I have been seeing some great deals on Russet potatoes at the store, mainly at the discount stores. A $1.99 for 10 pounds is a great price. So I bought some bags and decide make dehydrated potatoes. I will use them for scalloped potatoes, hash browns or with any casserole dish or add to soups and stew.
Dehydrated potatoes look just like the kind you find in packaged mixes. You can seal them in jars and add the fixing for a meal in a jar. You can add products like for example, powered butter, powered cheese, powered milk, any dehydrated vegetable and some dehydrated meat, like hamburger, turkey, chicken or pork. You have made a meal in a jar for your food storage or a quick meal when you are busy. Dehydrated potatoes can be added to soups and stews for thickener along with your regular fresh potatoes.
As the pictures show, you first have to peel all of your potatoes (or you can leave the peel on but wash them very well). Then you have to slice them very thin on a Vee Mandoline Slicer, (I sliced on medium).

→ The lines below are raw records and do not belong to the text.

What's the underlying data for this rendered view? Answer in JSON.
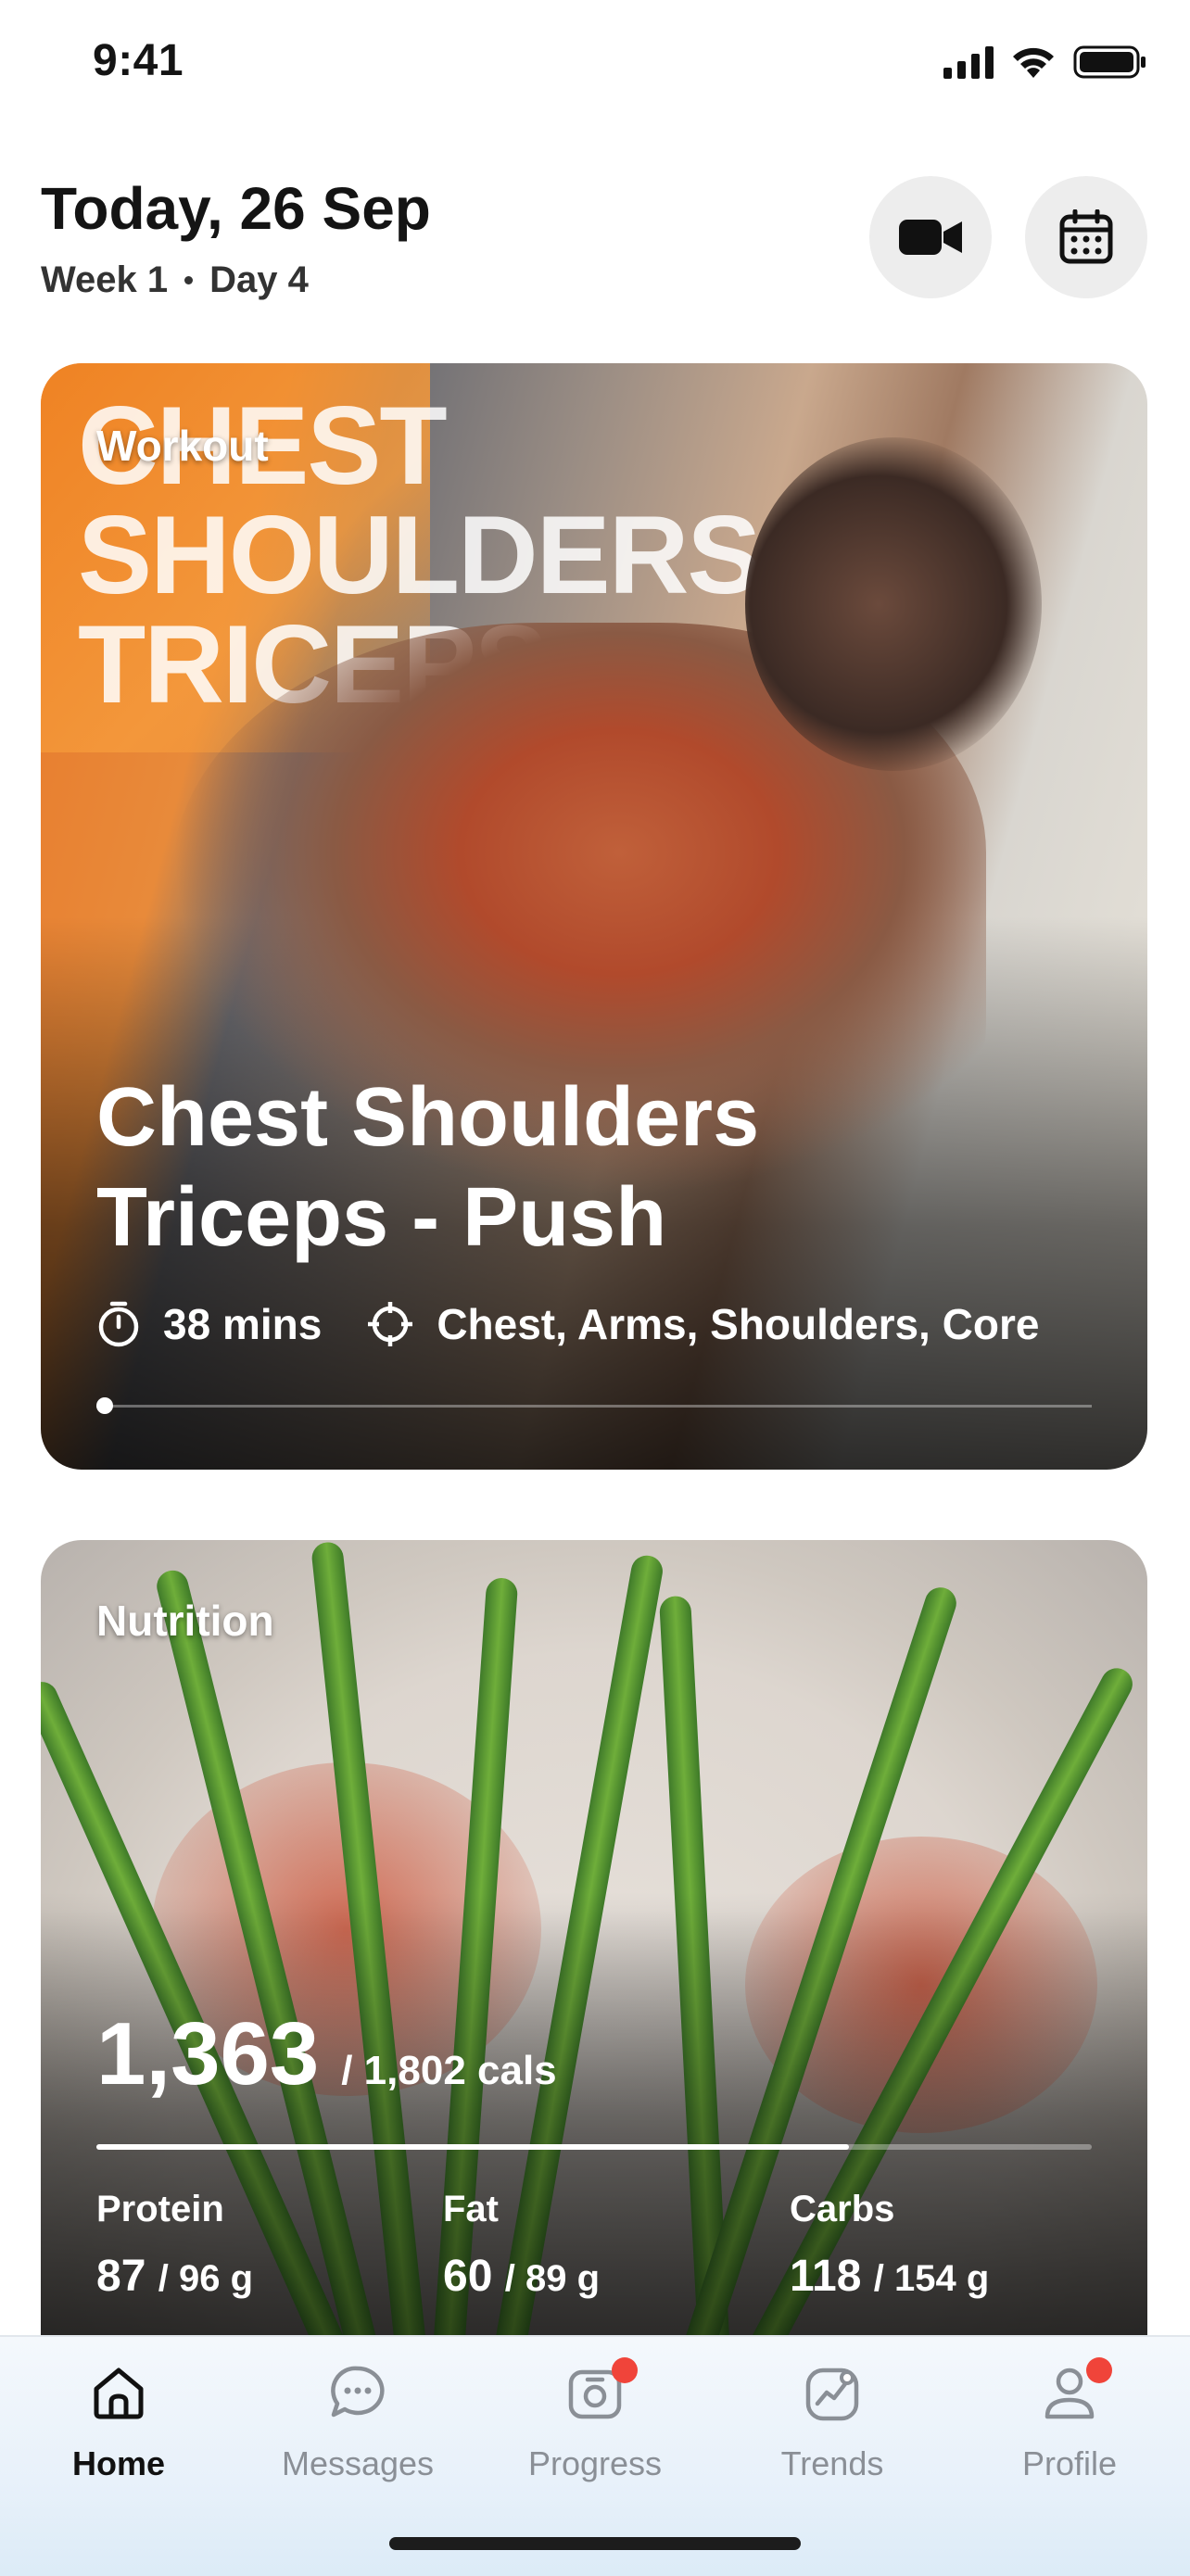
{
  "status_bar": {
    "time": "9:41"
  },
  "header": {
    "title": "Today, 26 Sep",
    "week": "Week 1",
    "day": "Day 4"
  },
  "workout_card": {
    "label": "Workout",
    "poster_text": "CHEST SHOULDERS TRICEPS",
    "title_line1": "Chest Shoulders",
    "title_line2": "Triceps - Push",
    "duration": "38 mins",
    "target": "Chest, Arms, Shoulders, Core"
  },
  "nutrition_card": {
    "label": "Nutrition",
    "calories_consumed": "1,363",
    "calories_target": "/ 1,802 cals",
    "progress_fraction": 0.756,
    "macros": [
      {
        "name": "Protein",
        "value": "87",
        "total": "/ 96 g"
      },
      {
        "name": "Fat",
        "value": "60",
        "total": "/ 89 g"
      },
      {
        "name": "Carbs",
        "value": "118",
        "total": "/ 154 g"
      }
    ]
  },
  "tabs": [
    {
      "label": "Home",
      "icon": "home-icon",
      "active": true,
      "badge": false
    },
    {
      "label": "Messages",
      "icon": "chat-icon",
      "active": false,
      "badge": false
    },
    {
      "label": "Progress",
      "icon": "camera-icon",
      "active": false,
      "badge": true
    },
    {
      "label": "Trends",
      "icon": "trend-chart-icon",
      "active": false,
      "badge": false
    },
    {
      "label": "Profile",
      "icon": "user-icon",
      "active": false,
      "badge": true
    }
  ],
  "colors": {
    "accent_badge": "#f0443a",
    "tab_active": "#111111",
    "tab_inactive": "#8a8f96"
  }
}
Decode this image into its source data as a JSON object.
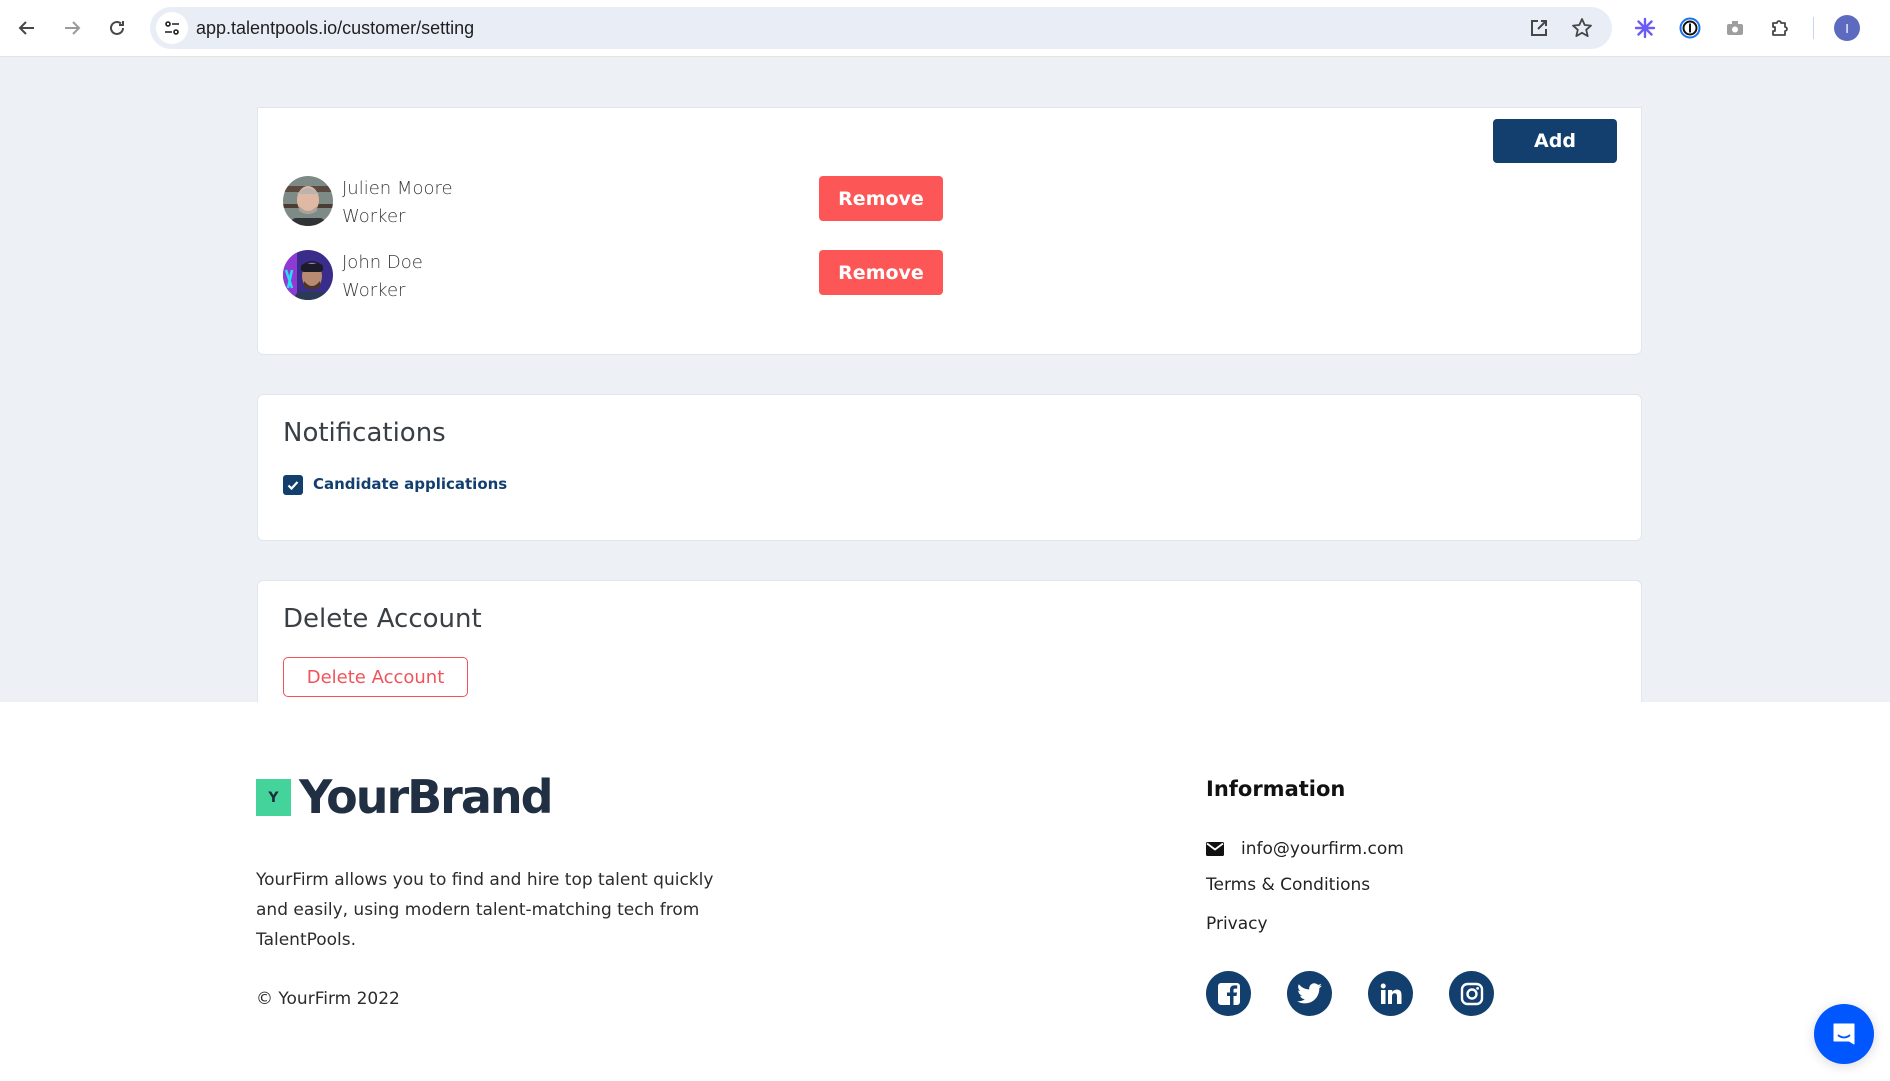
{
  "browser": {
    "url": "app.talentpools.io/customer/setting",
    "profile_initial": "I",
    "extensions": [
      "perplexity-icon",
      "1password-icon",
      "camera-icon",
      "extensions-puzzle-icon"
    ]
  },
  "members_card": {
    "add_label": "Add",
    "members": [
      {
        "name": "Julien Moore",
        "role": "Worker",
        "remove_label": "Remove"
      },
      {
        "name": "John Doe",
        "role": "Worker",
        "remove_label": "Remove"
      }
    ]
  },
  "notifications": {
    "title": "Notifications",
    "options": [
      {
        "label": "Candidate applications",
        "checked": true
      }
    ]
  },
  "delete_account": {
    "title": "Delete Account",
    "button_label": "Delete Account"
  },
  "footer": {
    "logo_mark": "Y",
    "brand": "YourBrand",
    "description": "YourFirm allows you to find and hire top talent quickly and easily, using modern talent-matching tech from TalentPools.",
    "copyright": "© YourFirm 2022",
    "information": {
      "title": "Information",
      "email": "info@yourfirm.com",
      "terms": "Terms & Conditions",
      "privacy": "Privacy"
    },
    "social": [
      "facebook",
      "twitter",
      "linkedin",
      "instagram"
    ]
  },
  "colors": {
    "primary": "#123f6d",
    "danger": "#fd5656",
    "brand_green": "#43d39b",
    "page_bg": "#edf1f5",
    "chat": "#0057ff"
  }
}
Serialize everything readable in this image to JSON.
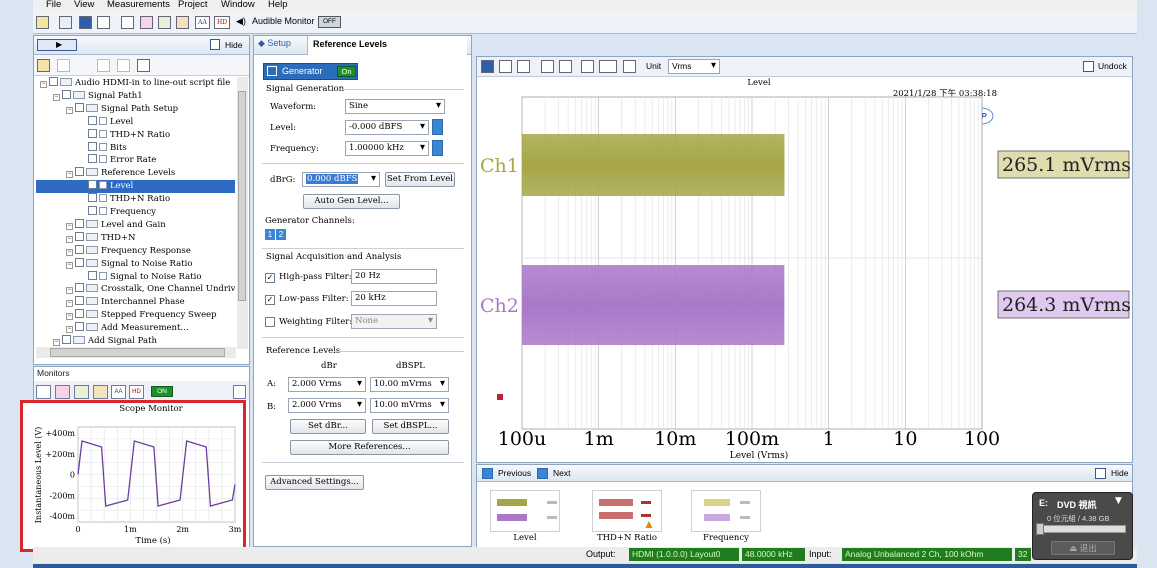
{
  "menu": {
    "file": "File",
    "view": "View",
    "measurements": "Measurements",
    "project": "Project",
    "window": "Window",
    "help": "Help"
  },
  "toolbar": {
    "audible_monitor": "Audible Monitor",
    "off_badge": "OFF",
    "hd_badge": "HD"
  },
  "left_panel": {
    "hide": "Hide"
  },
  "tree": [
    {
      "label": "Audio HDMI-in to line-out script file",
      "indent": 0
    },
    {
      "label": "Signal Path1",
      "indent": 1
    },
    {
      "label": "Signal Path Setup",
      "indent": 2
    },
    {
      "label": "Level",
      "indent": 3
    },
    {
      "label": "THD+N Ratio",
      "indent": 3
    },
    {
      "label": "Bits",
      "indent": 3
    },
    {
      "label": "Error Rate",
      "indent": 3
    },
    {
      "label": "Reference Levels",
      "indent": 2
    },
    {
      "label": "Level",
      "indent": 3,
      "selected": true
    },
    {
      "label": "THD+N Ratio",
      "indent": 3
    },
    {
      "label": "Frequency",
      "indent": 3
    },
    {
      "label": "Level and Gain",
      "indent": 2
    },
    {
      "label": "THD+N",
      "indent": 2
    },
    {
      "label": "Frequency Response",
      "indent": 2
    },
    {
      "label": "Signal to Noise Ratio",
      "indent": 2
    },
    {
      "label": "Signal to Noise Ratio",
      "indent": 3
    },
    {
      "label": "Crosstalk, One Channel Undriven",
      "indent": 2
    },
    {
      "label": "Interchannel Phase",
      "indent": 2
    },
    {
      "label": "Stepped Frequency Sweep",
      "indent": 2
    },
    {
      "label": "Add Measurement...",
      "indent": 2
    },
    {
      "label": "Add Signal Path",
      "indent": 1
    }
  ],
  "monitors": {
    "title": "Monitors",
    "scope_title": "Scope Monitor",
    "on_badge": "ON",
    "ylabel": "Instantaneous Level (V)",
    "xlabel": "Time (s)",
    "yticks": [
      "+400m",
      "+200m",
      "0",
      "-200m",
      "-400m"
    ],
    "xticks": [
      "0",
      "1m",
      "2m",
      "3m"
    ]
  },
  "tabs": {
    "setup": "Setup",
    "reference_levels": "Reference Levels"
  },
  "generator": {
    "button": "Generator",
    "on": "On",
    "section": "Signal Generation",
    "waveform_label": "Waveform:",
    "waveform": "Sine",
    "level_label": "Level:",
    "level": "-0.000 dBFS",
    "freq_label": "Frequency:",
    "freq": "1.00000 kHz",
    "dbrg_label": "dBrG:",
    "dbrg": "0.000 dBFS",
    "set_from_level": "Set From Level",
    "auto_gen": "Auto Gen Level...",
    "channels_label": "Generator Channels:",
    "ch1": "1",
    "ch2": "2"
  },
  "acquisition": {
    "section": "Signal Acquisition and Analysis",
    "hp_label": "High-pass Filter:",
    "hp": "20 Hz",
    "lp_label": "Low-pass Filter:",
    "lp": "20 kHz",
    "w_label": "Weighting Filter:",
    "w": "None"
  },
  "reference": {
    "section": "Reference Levels",
    "col_dbr": "dBr",
    "col_dbspl": "dBSPL",
    "row_a": "A:",
    "row_b": "B:",
    "a_dbr": "2.000 Vrms",
    "a_dbspl": "10.00 mVrms",
    "b_dbr": "2.000 Vrms",
    "b_dbspl": "10.00 mVrms",
    "set_dbr": "Set dBr...",
    "set_dbspl": "Set dBSPL...",
    "more": "More References...",
    "advanced": "Advanced Settings..."
  },
  "graph_toolbar": {
    "unit_label": "Unit",
    "unit": "Vrms",
    "undock": "Undock"
  },
  "chart_data": {
    "type": "bar",
    "orientation": "horizontal",
    "title": "Level",
    "timestamp": "2021/1/28 下午 03:38:18",
    "xlabel": "Level (Vrms)",
    "xscale": "log",
    "xticks": [
      "100u",
      "1m",
      "10m",
      "100m",
      "1",
      "10",
      "100"
    ],
    "xlim": [
      0.0001,
      100
    ],
    "categories": [
      "Ch1",
      "Ch2"
    ],
    "values": [
      0.2651,
      0.2643
    ],
    "value_labels": [
      "265.1 mVrms",
      "264.3 mVrms"
    ],
    "colors": [
      "#a6a647",
      "#a978c8"
    ]
  },
  "nav": {
    "previous": "Previous",
    "next": "Next",
    "hide": "Hide"
  },
  "thumbs": [
    {
      "label": "Level"
    },
    {
      "label": "THD+N Ratio"
    },
    {
      "label": "Frequency"
    }
  ],
  "statusbar": {
    "output_label": "Output:",
    "output": "HDMI (1.0.0.0) Layout0",
    "rate": "48.0000 kHz",
    "input_label": "Input:",
    "input": "Analog Unbalanced 2 Ch, 100 kOhm",
    "extra": "32"
  },
  "dvd": {
    "drive": "E:",
    "name": "DVD 視訊",
    "space": "0 位元組 / 4.38 GB",
    "eject": "退出"
  }
}
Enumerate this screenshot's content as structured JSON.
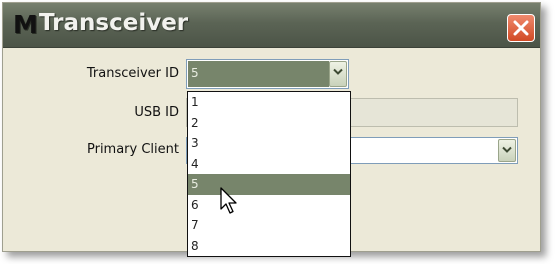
{
  "window": {
    "logo_letter": "M",
    "title": "Transceiver"
  },
  "form": {
    "transceiver_id": {
      "label": "Transceiver ID",
      "value": "5"
    },
    "usb_id": {
      "label": "USB ID",
      "value": ""
    },
    "primary_client": {
      "label": "Primary Client",
      "value": ""
    }
  },
  "dropdown": {
    "options": [
      "1",
      "2",
      "3",
      "4",
      "5",
      "6",
      "7",
      "8"
    ],
    "selected": "5"
  },
  "colors": {
    "titlebar": "#5b6455",
    "selection": "#77856b",
    "close_button": "#d14a25",
    "window_bg": "#ece9d8"
  },
  "icons": {
    "close": "close-icon",
    "dropdown_arrow": "chevron-down-icon",
    "cursor": "mouse-pointer-icon"
  }
}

I start by warming the water while I am peeling, so the water is ready when I am done. Put the potatoes in boiling water and blanch them for 5-6 minutes, remove them from the water and place into them a large dish and let them cool until you can handle them. Then put the potatoes on the drying trays. Instructions for the Excalibur Dehydrator is to dry at 125 degrees for 12 hours, (but I do 10 hours since they are sliced thin and they turn out crispy hard).
After drying, I put them in 1/2 gallon jars and sealed them. I got five jars out of a 10-pound bag of potatoes. Since drying these, I have ordered some red potatoes from a friend and will dry these also, but will leave the peel on this time. Russet Potatoes are different. Most of the time I use Russets for potato salad and baked potatoes and twice baked potato because they hold their shape better.
Vacuumed sealed in the half gallon jars with a Food Saver they should last for years
Well hopefully this will help you to dry and seal some meals of your own. Have fun experimenting with recipes of your own.